“It’s built to rapidly deploy protected forces into and across theaters … and to transition seamlessly from routine border control and stability operations to high-intensity warfare,” said Fridman, a brigadier general in the Israel Defense Forces (IDF) reserves.
In a June 2 interview, Fridman said the APS-equipped CombatGuard embodied central, hard-learned lessons from Israel’s 2006 Lebanon War, where he served on theater command staff of the IDF’s Northern Command.
“It’s a very flexible vehicle that allows forces to come in from different directions despite the threat and without having to be concerned about terrain obstacles.”
Israeli forces in the 34-day war against Lebanese-based Hezbollah suffered significant setbacks due to poor maneuvering capabilities in the face of anti-tank missiles and other threats.
Bright Arrow, he said, is now in final phases of developmental testing. It combines hard-kill and soft-kill active protection with a stabilized, automatic 7.62mm machine gun all integrated in a single pedestal and mounted atop the armored off-road vehicle.
Based on the firm’s Iron Fist APS, Bright Arrow uses electro-optical and radar sensors to search for threats. Once threats are classified and designated, the system’s multi-layered countermeasures determines whether to neutralize threats through electro-optical jamming, deflect them by smoke or destroy them by firing hard-kill projectiles.
“It will give you the ability not only to protect your forces, but to attack the enemy that fired at you,” Fridman said.
According to IMI material, CombatGuard can carry a 1.2-ton payload at maximum road speeds of 150 kilometers per hour. Off-road performance provided by customized 54-inch wheels and its 300-horsepower diesel engine allow it to ford water up to 1.5 meters deep and climb vertical obstacles up to 80 centimeters high while driving forward or reverse.
Fridman said the modular design allows for vehicles customized for multiple missions, including scout, command, combat intelligence and communications support.
“We’re going public with this system; and we’re ready to hear feedback that will help us integrate new requirements and performance specifications for follow-on versions based on customer demand,” the IMI executive said.

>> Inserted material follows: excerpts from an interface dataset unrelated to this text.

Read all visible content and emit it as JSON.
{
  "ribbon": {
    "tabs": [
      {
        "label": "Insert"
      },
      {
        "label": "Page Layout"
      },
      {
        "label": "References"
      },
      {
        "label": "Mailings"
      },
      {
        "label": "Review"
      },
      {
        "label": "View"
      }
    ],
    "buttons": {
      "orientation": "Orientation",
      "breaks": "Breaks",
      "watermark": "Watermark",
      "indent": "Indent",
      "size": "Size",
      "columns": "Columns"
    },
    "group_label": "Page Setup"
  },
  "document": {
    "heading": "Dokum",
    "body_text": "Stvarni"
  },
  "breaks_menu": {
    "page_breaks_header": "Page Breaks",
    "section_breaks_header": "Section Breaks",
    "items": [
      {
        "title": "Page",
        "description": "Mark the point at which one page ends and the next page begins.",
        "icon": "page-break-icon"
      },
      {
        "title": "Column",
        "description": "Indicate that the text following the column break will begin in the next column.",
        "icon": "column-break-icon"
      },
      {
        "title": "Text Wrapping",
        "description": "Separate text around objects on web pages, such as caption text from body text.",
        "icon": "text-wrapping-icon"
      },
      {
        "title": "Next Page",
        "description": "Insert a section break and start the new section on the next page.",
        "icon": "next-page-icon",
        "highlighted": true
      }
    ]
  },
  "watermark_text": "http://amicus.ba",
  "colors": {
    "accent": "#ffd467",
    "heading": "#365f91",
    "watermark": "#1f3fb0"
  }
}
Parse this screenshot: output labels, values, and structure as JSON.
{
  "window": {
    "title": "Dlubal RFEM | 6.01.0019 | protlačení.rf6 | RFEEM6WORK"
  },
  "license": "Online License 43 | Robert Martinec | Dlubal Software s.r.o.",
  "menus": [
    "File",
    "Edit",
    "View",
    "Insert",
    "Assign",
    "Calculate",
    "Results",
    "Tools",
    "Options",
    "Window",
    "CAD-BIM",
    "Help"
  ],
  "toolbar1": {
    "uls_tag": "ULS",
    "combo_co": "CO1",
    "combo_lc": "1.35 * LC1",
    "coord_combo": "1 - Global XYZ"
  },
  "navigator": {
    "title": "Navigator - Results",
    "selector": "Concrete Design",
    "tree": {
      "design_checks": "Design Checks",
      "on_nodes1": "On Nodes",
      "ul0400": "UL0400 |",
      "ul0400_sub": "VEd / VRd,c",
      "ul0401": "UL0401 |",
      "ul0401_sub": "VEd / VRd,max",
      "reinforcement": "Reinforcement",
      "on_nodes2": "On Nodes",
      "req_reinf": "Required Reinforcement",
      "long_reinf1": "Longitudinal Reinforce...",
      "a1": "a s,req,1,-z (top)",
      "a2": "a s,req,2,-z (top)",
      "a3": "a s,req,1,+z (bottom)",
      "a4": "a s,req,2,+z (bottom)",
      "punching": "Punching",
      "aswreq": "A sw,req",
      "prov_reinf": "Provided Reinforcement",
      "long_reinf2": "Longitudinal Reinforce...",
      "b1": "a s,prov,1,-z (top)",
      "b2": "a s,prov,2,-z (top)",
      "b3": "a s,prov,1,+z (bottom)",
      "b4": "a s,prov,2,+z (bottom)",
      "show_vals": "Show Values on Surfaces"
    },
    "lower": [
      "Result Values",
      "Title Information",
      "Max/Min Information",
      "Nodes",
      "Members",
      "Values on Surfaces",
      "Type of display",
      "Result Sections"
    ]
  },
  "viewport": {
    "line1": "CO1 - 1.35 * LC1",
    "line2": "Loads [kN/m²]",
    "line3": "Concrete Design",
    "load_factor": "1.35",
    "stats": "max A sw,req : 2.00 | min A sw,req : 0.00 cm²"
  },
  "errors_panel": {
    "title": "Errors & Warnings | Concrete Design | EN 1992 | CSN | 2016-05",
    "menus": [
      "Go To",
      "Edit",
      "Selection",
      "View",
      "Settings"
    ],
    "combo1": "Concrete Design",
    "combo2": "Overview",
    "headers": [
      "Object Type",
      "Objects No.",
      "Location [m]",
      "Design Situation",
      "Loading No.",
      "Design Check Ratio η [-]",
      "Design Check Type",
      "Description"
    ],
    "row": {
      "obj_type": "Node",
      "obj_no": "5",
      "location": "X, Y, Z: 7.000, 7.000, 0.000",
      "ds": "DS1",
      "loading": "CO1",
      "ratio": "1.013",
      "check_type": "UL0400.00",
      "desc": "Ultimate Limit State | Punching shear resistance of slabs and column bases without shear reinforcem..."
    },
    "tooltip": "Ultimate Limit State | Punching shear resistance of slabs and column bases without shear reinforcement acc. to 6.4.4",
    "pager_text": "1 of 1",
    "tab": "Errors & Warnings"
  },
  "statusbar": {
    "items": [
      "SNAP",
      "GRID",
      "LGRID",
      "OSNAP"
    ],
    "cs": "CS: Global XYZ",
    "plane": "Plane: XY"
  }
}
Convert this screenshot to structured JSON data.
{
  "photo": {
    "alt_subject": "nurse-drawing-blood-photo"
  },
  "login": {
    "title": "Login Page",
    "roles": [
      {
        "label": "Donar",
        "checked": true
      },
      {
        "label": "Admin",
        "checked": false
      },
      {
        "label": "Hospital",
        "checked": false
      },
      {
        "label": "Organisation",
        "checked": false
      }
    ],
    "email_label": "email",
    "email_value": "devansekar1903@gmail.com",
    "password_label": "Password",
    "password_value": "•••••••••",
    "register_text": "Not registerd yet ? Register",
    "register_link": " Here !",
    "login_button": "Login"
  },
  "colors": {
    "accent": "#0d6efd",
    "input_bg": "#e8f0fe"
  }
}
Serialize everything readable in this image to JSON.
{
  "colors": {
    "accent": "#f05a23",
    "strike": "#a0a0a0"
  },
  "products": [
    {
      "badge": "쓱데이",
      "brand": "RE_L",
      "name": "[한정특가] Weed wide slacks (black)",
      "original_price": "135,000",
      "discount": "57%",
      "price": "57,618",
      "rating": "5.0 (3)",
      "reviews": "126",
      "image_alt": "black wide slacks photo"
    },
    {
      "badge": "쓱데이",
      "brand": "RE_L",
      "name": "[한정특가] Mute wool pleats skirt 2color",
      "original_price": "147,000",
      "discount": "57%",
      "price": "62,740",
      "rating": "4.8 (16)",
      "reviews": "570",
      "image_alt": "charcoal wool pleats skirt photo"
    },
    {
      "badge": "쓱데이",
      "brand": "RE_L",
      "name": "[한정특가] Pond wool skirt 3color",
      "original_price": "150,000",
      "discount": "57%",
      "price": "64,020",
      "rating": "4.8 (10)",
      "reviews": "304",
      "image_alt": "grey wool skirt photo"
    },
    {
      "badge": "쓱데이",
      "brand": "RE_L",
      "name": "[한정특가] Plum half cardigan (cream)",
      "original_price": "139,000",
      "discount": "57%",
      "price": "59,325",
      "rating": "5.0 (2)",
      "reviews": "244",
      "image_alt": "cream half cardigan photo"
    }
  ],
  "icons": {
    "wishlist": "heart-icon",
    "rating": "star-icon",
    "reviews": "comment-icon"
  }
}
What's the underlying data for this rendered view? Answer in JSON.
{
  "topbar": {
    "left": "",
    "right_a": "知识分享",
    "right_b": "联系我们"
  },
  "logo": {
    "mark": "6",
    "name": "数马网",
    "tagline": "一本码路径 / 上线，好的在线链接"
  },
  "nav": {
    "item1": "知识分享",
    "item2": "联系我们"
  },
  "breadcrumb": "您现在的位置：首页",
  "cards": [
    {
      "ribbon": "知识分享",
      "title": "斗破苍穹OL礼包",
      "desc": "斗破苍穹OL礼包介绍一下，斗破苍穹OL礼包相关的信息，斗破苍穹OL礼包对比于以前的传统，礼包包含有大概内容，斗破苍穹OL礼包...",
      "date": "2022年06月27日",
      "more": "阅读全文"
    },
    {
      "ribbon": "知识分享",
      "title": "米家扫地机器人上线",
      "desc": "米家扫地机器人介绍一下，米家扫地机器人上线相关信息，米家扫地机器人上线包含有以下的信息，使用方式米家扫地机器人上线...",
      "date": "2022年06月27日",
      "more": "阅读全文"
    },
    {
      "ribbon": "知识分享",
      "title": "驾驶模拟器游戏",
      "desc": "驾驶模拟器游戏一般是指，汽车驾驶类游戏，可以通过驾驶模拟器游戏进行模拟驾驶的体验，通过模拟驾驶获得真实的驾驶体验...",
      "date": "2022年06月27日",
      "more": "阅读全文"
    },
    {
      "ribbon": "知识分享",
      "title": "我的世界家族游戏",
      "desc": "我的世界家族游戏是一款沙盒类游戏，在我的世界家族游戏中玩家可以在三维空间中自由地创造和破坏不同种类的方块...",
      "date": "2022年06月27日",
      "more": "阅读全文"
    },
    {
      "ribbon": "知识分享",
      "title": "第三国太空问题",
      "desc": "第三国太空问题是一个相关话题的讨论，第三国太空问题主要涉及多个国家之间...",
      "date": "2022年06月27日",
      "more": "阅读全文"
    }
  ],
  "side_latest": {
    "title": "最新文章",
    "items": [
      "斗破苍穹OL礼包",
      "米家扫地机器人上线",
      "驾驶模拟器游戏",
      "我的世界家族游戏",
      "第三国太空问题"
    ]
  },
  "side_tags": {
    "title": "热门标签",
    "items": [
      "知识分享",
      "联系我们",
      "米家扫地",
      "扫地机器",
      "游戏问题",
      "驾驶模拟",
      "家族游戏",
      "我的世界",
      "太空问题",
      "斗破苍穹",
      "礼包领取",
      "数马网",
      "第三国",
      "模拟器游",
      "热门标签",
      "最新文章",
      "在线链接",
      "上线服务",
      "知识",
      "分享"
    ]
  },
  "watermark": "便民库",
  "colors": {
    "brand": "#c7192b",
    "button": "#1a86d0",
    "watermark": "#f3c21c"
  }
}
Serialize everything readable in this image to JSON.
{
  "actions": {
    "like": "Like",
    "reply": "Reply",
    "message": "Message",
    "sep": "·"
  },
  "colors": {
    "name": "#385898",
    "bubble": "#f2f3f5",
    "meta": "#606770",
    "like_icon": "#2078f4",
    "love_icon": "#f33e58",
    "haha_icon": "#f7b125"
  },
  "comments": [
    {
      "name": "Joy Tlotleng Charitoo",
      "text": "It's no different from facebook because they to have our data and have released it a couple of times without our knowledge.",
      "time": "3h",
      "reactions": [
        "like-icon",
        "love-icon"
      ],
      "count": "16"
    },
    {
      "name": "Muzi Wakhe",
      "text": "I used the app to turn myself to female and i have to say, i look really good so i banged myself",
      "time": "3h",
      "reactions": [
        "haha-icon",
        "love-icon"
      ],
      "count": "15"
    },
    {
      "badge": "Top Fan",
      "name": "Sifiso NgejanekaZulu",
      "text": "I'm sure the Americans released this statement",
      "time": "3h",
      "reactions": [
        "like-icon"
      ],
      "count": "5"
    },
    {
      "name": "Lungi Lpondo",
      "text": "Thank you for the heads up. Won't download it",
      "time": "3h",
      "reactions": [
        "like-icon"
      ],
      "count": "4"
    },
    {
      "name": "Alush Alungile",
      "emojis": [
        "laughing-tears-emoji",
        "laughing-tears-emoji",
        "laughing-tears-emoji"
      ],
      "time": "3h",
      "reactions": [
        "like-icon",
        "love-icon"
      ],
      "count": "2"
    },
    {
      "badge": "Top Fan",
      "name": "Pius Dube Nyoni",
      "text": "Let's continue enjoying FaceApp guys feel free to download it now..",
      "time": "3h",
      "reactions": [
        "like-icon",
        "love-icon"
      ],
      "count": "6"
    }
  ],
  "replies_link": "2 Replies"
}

Developed with subcontractor Ido Off Road Center of Pardes Hana, Israel, CombatGuard is a self-funded initiative by IMI, Fridman said, with input and feedback provided by the Israel Defense Ministry and IDF Ground Forces Command.
When asked about the system, an IDF officer involved in ground warfare development programs said the vehicle promised “significant operational advantage.”
He noted, however, that IDF budget constraints mean “very low likelihood” of IDF funding before 2017, pending conclusion of higher-priority programs in various stages of downsizing and schedule delays.
In a recent interview, IMI Chairman Udi Adam said the firm’s business portfolio for the coming years will accent systems that are “multipurpose, highly maneuverable, very defended and affordable.”
Adam cited the Iron Fist APS, from which Bright Arrow was based, as a future growth engine for IMI, which, he insisted, continues to invest in research and development and grow its portfolio, despite ongoing privatization plans.
In November, an Israeli government ministerial committee unanimously endorsed a plan to privatize the debt-ridden, yet strategically significant and potentially profitable defense firm.
Aside from classified and critical technologies, such as heavy propulsion for ballistic missiles and launch vehicles, which will remain in government hands, the firm will be sold as a single unit, with an estimated value exceeding 2.5 billion shekels (US $720 million).
The firm has a backlog of some US $1.5 billion extending through 2016 and annual sales of some $550 million.
The government is expected to release a competitive, international bid for the purchase of IMI in early 2015.
“At the end of this process, IMI will operate as a privately owned defense company focused on core capabilities and leading technologies optimized to the dynamic and changing market,” he said. ■